Containers, changes, and nondual consciousness
The container metaphor is one of the central notions out of which our individual identity is constructed. The idea is simply that we have a body with an inside, outside, top, bottom, front, and back. There are things outside our bodies, such as the world, and things inside, such as our thoughts, feelings, etc. In other words, our state of consciousness.
The prevailing view in nonduality culture is that nondual realization is a change in our state of consciousness. Many would contend that it is the “highest” state of consciousness. Others would say it’s a recognition of an enduring condition of consciousness that is suddenly noticed. This removes the “change” from consciousness, to a change in the awareness of consciousness, and this is a different matter entirely.
When you think state of consciousness, you could think about your emotional state, the state of your perceptions, drug and meditation states, etc. But if nondual realization is a recognition of an ongoing condition of consciousness, the change occurs to the state of ignorance of this. Rather than being something that you feel or experience, it’s simply a matter of what you know. Rather than being able to imagine any and all kinds of experiences—usually based on the idea that you are now God, or the universe—you simply see the truth, a truth that has always been true in you, despite the fact you hadn’t noticed this before.
I believe that the idea of our “state of consciousness” is a primary occlusion of the truth of our nondual consciousness. If one is expecting some kind of radical and unordinary state of consciousness to occur at the moment of realization, it seems more likely that one could miss the quiet truth of nondual consciousness that always exists within our everyday consciousness.

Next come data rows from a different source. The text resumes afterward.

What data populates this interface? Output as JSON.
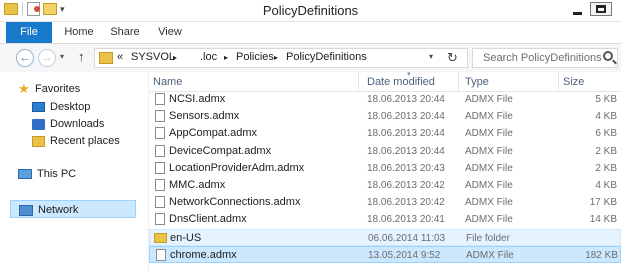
{
  "window": {
    "title": "PolicyDefinitions",
    "minimize_glyph": "",
    "maximize_glyph": ""
  },
  "ribbon": {
    "tabs": [
      "File",
      "Home",
      "Share",
      "View"
    ]
  },
  "address": {
    "prefix": "«",
    "crumbs": [
      "SYSVOL",
      ".loc",
      "Policies",
      "PolicyDefinitions"
    ],
    "separator": "▸",
    "search_placeholder": "Search PolicyDefinitions"
  },
  "nav": {
    "favorites": "Favorites",
    "desktop": "Desktop",
    "downloads": "Downloads",
    "recent": "Recent places",
    "this_pc": "This PC",
    "network": "Network"
  },
  "columns": {
    "name": "Name",
    "date": "Date modified",
    "type": "Type",
    "size": "Size"
  },
  "files": [
    {
      "name": "NCSI.admx",
      "date": "18.06.2013 20:44",
      "type": "ADMX File",
      "size": "5 KB",
      "icon": "file-icon"
    },
    {
      "name": "Sensors.admx",
      "date": "18.06.2013 20:44",
      "type": "ADMX File",
      "size": "4 KB",
      "icon": "file-icon"
    },
    {
      "name": "AppCompat.admx",
      "date": "18.06.2013 20:44",
      "type": "ADMX File",
      "size": "6 KB",
      "icon": "file-icon"
    },
    {
      "name": "DeviceCompat.admx",
      "date": "18.06.2013 20:44",
      "type": "ADMX File",
      "size": "2 KB",
      "icon": "file-icon"
    },
    {
      "name": "LocationProviderAdm.admx",
      "date": "18.06.2013 20:43",
      "type": "ADMX File",
      "size": "2 KB",
      "icon": "file-icon"
    },
    {
      "name": "MMC.admx",
      "date": "18.06.2013 20:42",
      "type": "ADMX File",
      "size": "4 KB",
      "icon": "file-icon"
    },
    {
      "name": "NetworkConnections.admx",
      "date": "18.06.2013 20:42",
      "type": "ADMX File",
      "size": "17 KB",
      "icon": "file-icon"
    },
    {
      "name": "DnsClient.admx",
      "date": "18.06.2013 20:41",
      "type": "ADMX File",
      "size": "14 KB",
      "icon": "file-icon"
    },
    {
      "name": "en-US",
      "date": "06.06.2014 11:03",
      "type": "File folder",
      "size": "",
      "icon": "folder-icon"
    },
    {
      "name": "chrome.admx",
      "date": "13.05.2014 9:52",
      "type": "ADMX File",
      "size": "182 KB",
      "icon": "file-icon"
    }
  ],
  "colors": {
    "accent": "#1979ca",
    "selection": "#cce8ff",
    "hover": "#e5f3ff",
    "header_text": "#4c607a"
  }
}
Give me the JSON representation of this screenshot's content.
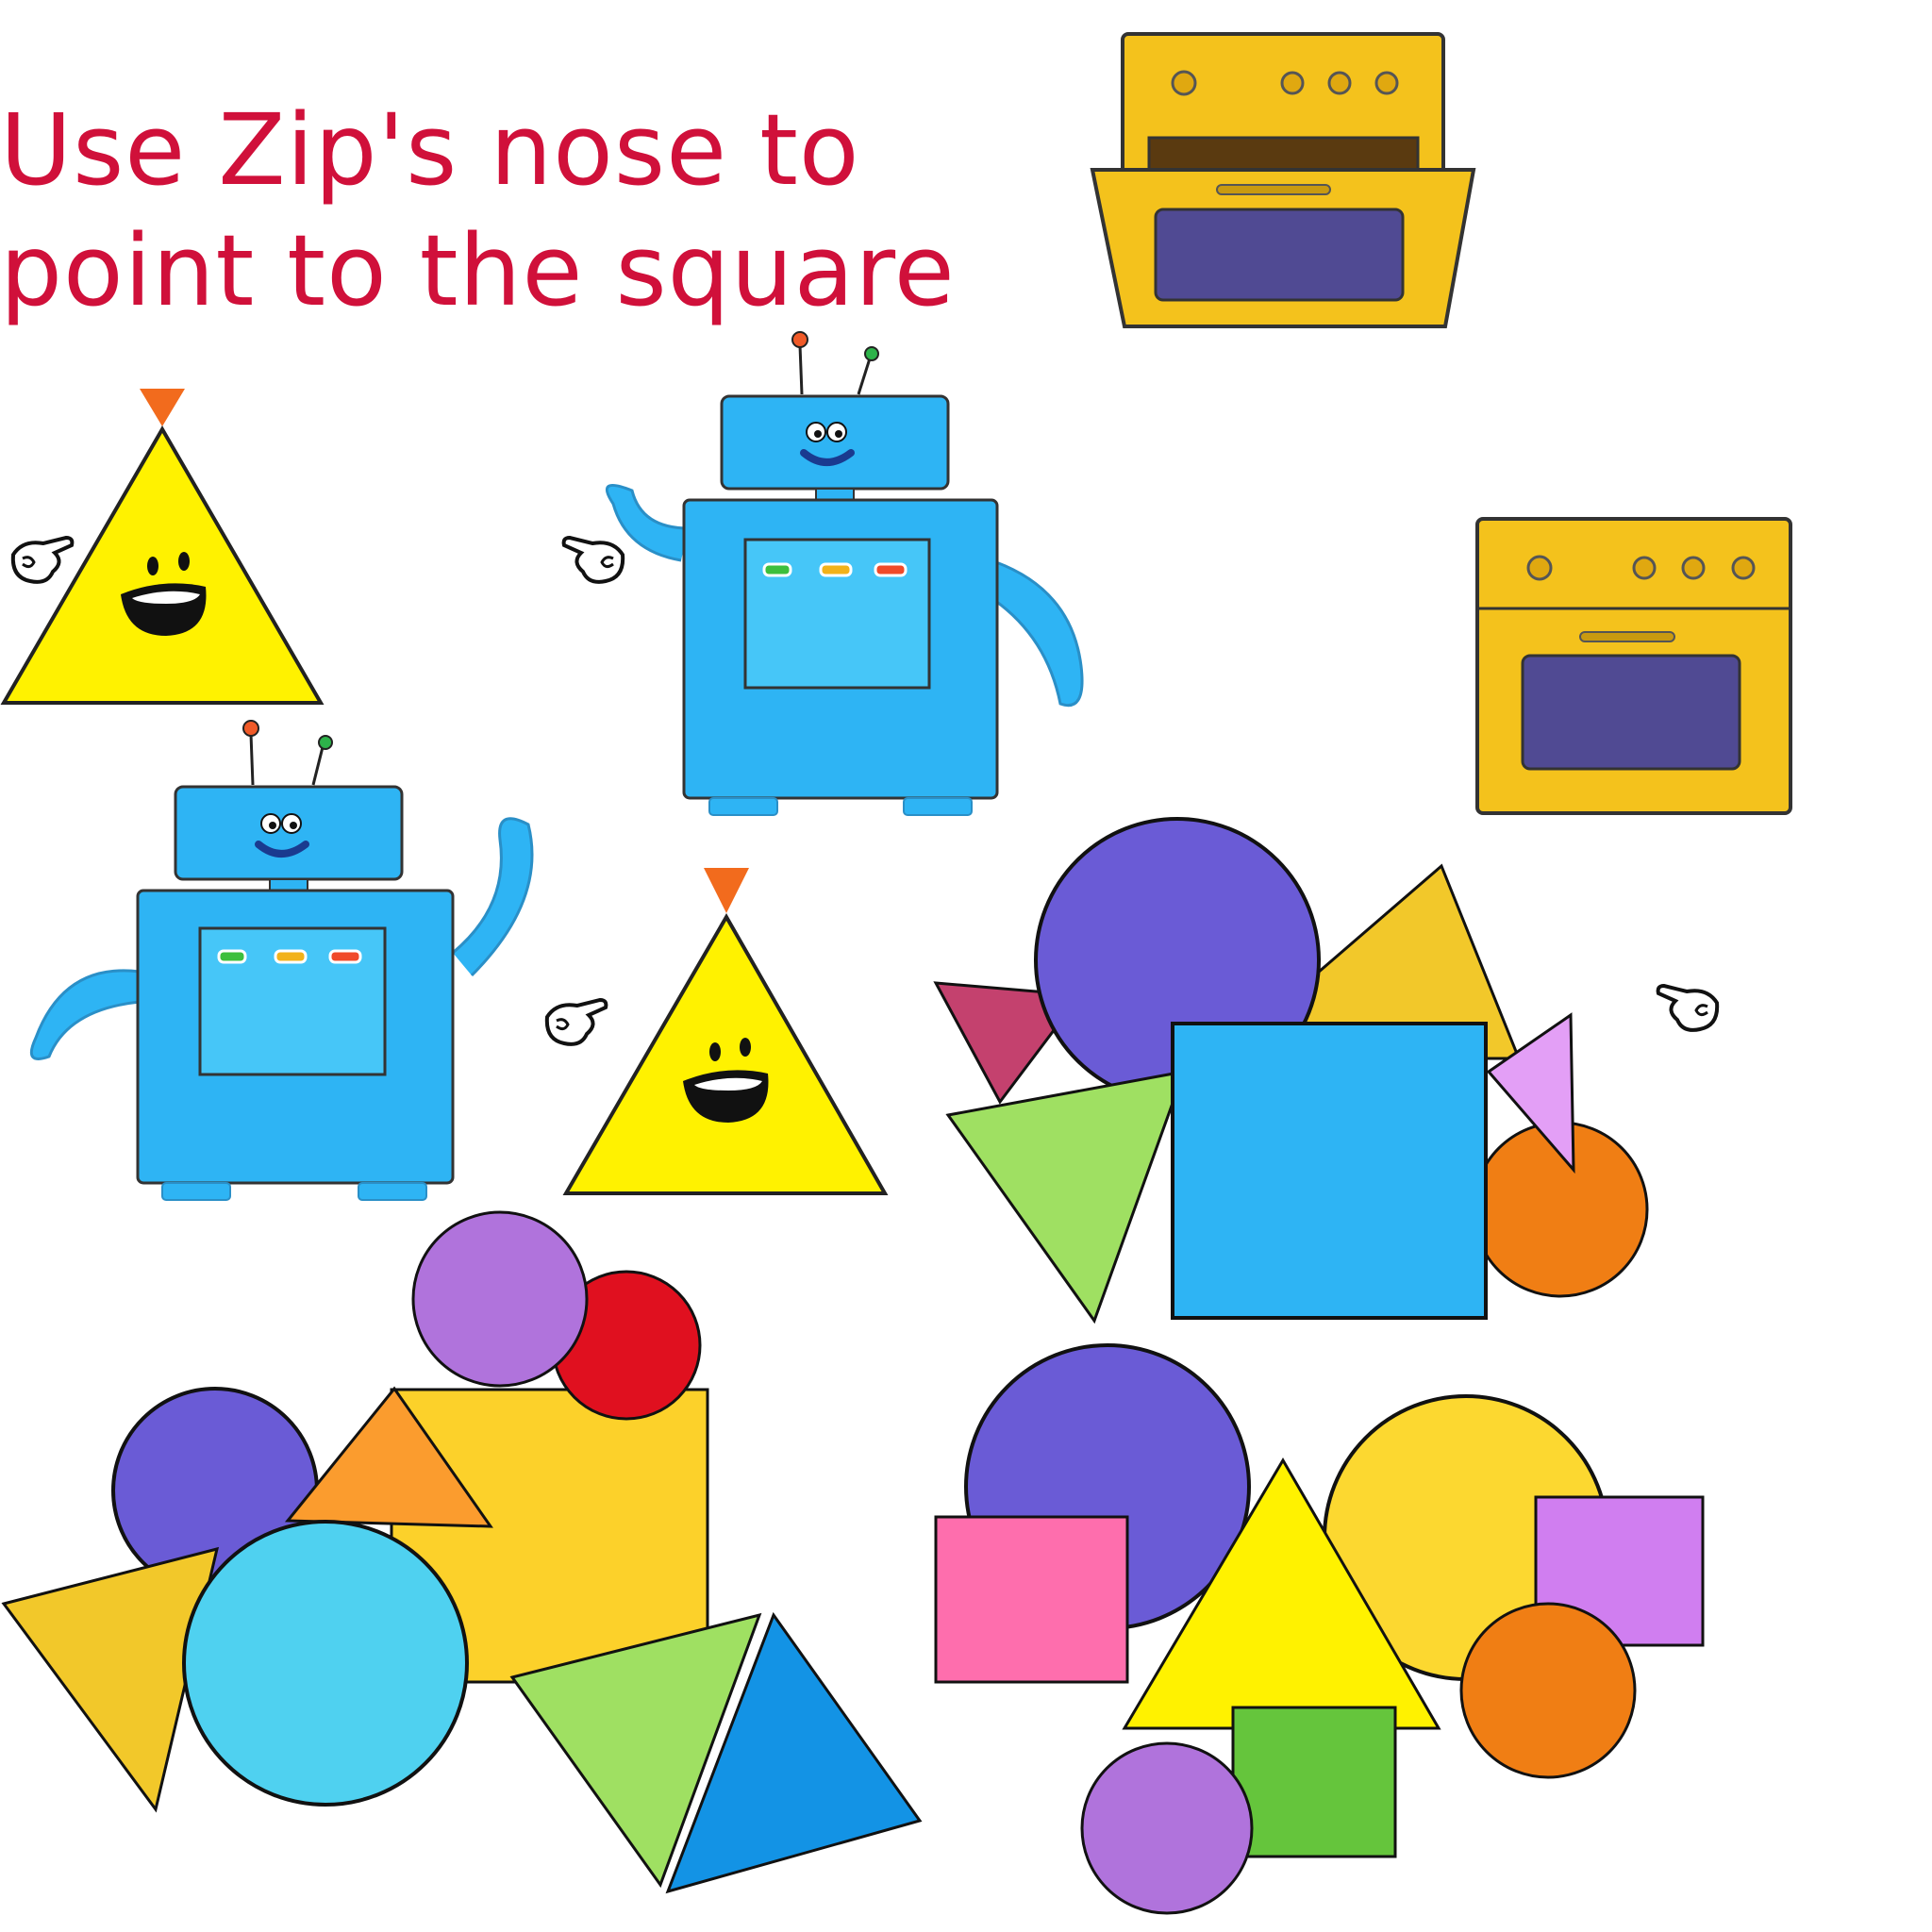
{
  "instruction": {
    "text": "Use Zip's nose to point to the square"
  },
  "scene": {
    "characters": [
      {
        "name": "zip-triangle",
        "count": 2,
        "color": "#fff200",
        "nose_color": "#f26b1d"
      },
      {
        "name": "robot",
        "count": 2,
        "color": "#2eb4f4"
      }
    ],
    "ovens": [
      {
        "state": "open",
        "color": "#f2c118",
        "window_color": "#504a93"
      },
      {
        "state": "closed",
        "color": "#f2c118",
        "window_color": "#504a93"
      }
    ],
    "shape_piles": 3
  },
  "colors": {
    "instruction": "#d0103a",
    "blue_square": "#2eb4f4",
    "purple": "#6a5bd6",
    "outline": "#111111"
  }
}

So, rather than expecting a big deal, it might be better to seek within the arena of our routine existence as it happens, day-to-day, and so on.